I know that there are the sticklers out there among you who will say that everything expressed in words is told, not shown. After all telling is a function of speaking, and writing is nothing but an extension of speech. This is true. But there’s a difference between explanation and verbal action.
For instance, “Call me Ishmael” is the well-known first line of the American classic Moby Dick. Contrast this sentence with “His name was Ishmael.”
. . . .
“His name was Ishmael” is a flat statement that does not, on its own, draw us in. It is merely a piece of information.
The first example shows something to the reader, or, more accurately, it attempts to include the reader by engaging the reader on a personal level.
Besides drawing the reader into the novel’s world, Mosley explains, narrative that shows adds a “human aspect to its repertoire and, in doing so, includes the reader either emotionally or physically.”
Mosley’s book is also one of the first I’ve read that encourages fiction writers — or any prose writer for that matter — to study poetry seriously. Poetry teaches the writer, Mosley says, to appreciate the subtleties of language.
“Of all writing,” he says, “poetry is the most demanding . . . .In poetry you have to see language as both music and content.”
I was also impressed by Mosley’s differentiating between intuitive writers — those who basically plunge in and discover the story as they write —-and structure writers, who know the whole story from beginning to end, and don’t plunge in until they know it.
Some writing books, as Robert Olen Butler’s From Where You Dream, favor one method over the other. Butler suggests to some extent that the intuitive approach is the only approach that will allow a writer to tap into the creative zone necessary to write without restraint and create art.
“The intuitive and structured methods are equally valid,” Mosley says.

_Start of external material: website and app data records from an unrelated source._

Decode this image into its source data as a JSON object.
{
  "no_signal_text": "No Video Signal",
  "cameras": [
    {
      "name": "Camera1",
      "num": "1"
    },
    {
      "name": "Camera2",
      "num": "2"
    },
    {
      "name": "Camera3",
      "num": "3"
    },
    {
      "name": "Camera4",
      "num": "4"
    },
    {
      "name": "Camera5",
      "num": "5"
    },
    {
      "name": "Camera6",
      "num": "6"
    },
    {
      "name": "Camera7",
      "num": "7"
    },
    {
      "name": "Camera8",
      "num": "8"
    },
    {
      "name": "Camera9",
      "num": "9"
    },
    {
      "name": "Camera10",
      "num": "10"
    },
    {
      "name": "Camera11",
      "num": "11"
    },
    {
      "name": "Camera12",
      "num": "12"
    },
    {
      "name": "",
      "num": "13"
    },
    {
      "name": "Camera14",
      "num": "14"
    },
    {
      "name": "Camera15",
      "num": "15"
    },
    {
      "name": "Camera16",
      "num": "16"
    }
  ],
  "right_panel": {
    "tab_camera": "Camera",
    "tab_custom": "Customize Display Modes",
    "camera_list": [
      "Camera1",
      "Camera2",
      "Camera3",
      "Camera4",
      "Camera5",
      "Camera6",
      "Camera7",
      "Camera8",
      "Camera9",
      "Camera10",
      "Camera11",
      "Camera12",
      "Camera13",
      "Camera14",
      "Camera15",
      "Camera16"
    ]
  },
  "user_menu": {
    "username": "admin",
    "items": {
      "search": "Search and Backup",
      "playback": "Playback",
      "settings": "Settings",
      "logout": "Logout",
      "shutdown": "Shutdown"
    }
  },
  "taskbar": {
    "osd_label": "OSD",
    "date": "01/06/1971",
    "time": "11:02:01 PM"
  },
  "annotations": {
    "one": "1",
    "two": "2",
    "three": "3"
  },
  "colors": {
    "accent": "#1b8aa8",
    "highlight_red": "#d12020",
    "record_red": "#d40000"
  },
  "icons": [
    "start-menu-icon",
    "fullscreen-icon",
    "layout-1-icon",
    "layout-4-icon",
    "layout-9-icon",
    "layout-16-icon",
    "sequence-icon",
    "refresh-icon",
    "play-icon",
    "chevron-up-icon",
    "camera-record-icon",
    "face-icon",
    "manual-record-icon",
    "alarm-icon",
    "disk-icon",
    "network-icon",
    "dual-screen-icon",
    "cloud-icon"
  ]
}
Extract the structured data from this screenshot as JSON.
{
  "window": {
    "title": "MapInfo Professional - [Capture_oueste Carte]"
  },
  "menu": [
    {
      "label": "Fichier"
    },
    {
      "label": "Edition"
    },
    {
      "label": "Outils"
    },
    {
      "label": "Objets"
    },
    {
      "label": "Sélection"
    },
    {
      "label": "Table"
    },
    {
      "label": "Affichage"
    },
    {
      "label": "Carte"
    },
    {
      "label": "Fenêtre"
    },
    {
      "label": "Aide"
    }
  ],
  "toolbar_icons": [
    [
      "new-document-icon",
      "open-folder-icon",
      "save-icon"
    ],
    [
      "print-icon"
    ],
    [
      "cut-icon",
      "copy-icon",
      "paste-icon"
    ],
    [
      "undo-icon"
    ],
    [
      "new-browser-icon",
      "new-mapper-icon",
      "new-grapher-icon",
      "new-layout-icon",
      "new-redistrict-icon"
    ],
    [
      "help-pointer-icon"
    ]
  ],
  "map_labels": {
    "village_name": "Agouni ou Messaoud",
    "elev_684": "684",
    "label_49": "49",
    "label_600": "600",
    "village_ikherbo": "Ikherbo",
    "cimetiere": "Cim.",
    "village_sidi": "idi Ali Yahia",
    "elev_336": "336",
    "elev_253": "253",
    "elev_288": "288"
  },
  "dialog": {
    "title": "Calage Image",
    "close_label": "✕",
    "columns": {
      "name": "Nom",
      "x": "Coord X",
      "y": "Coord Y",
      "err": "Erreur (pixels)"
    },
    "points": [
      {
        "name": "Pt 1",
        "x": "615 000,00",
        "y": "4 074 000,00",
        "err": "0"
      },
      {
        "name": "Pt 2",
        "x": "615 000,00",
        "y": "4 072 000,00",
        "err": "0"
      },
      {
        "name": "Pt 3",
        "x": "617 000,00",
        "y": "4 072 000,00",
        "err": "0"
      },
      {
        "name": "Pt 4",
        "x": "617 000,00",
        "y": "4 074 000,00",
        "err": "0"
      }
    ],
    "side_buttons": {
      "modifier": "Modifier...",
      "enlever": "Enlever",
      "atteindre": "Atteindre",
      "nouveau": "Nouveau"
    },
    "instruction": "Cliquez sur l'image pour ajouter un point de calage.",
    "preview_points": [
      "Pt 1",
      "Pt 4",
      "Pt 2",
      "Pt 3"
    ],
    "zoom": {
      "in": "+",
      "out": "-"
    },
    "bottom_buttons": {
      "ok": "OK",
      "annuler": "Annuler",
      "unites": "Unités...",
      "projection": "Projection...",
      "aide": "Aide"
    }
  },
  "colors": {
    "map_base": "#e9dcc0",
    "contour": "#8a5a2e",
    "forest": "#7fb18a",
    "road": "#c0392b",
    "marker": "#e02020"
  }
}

Truthfully, Mosley says, there are probably few writers who are strictly intuitive or structured.
One of my favorite sections of the book is a digression on genre. Mosley doesn’t stash any genre into the literary suburbs. It’s a refreshing outlook—in a refreshing book on writing — not always present in other books on writing, which seem to encourage writers to aspire only to literary writing, whatever that is.
“A novel is a novel is a novel,” he writes. “A crime story is a novel. A romance is a novel. . . .No one who is serious about literature would dismiss One Hundred Years of Solitude for being a fantasy. No one would write off The Stranger because of its courtroom or crime details.”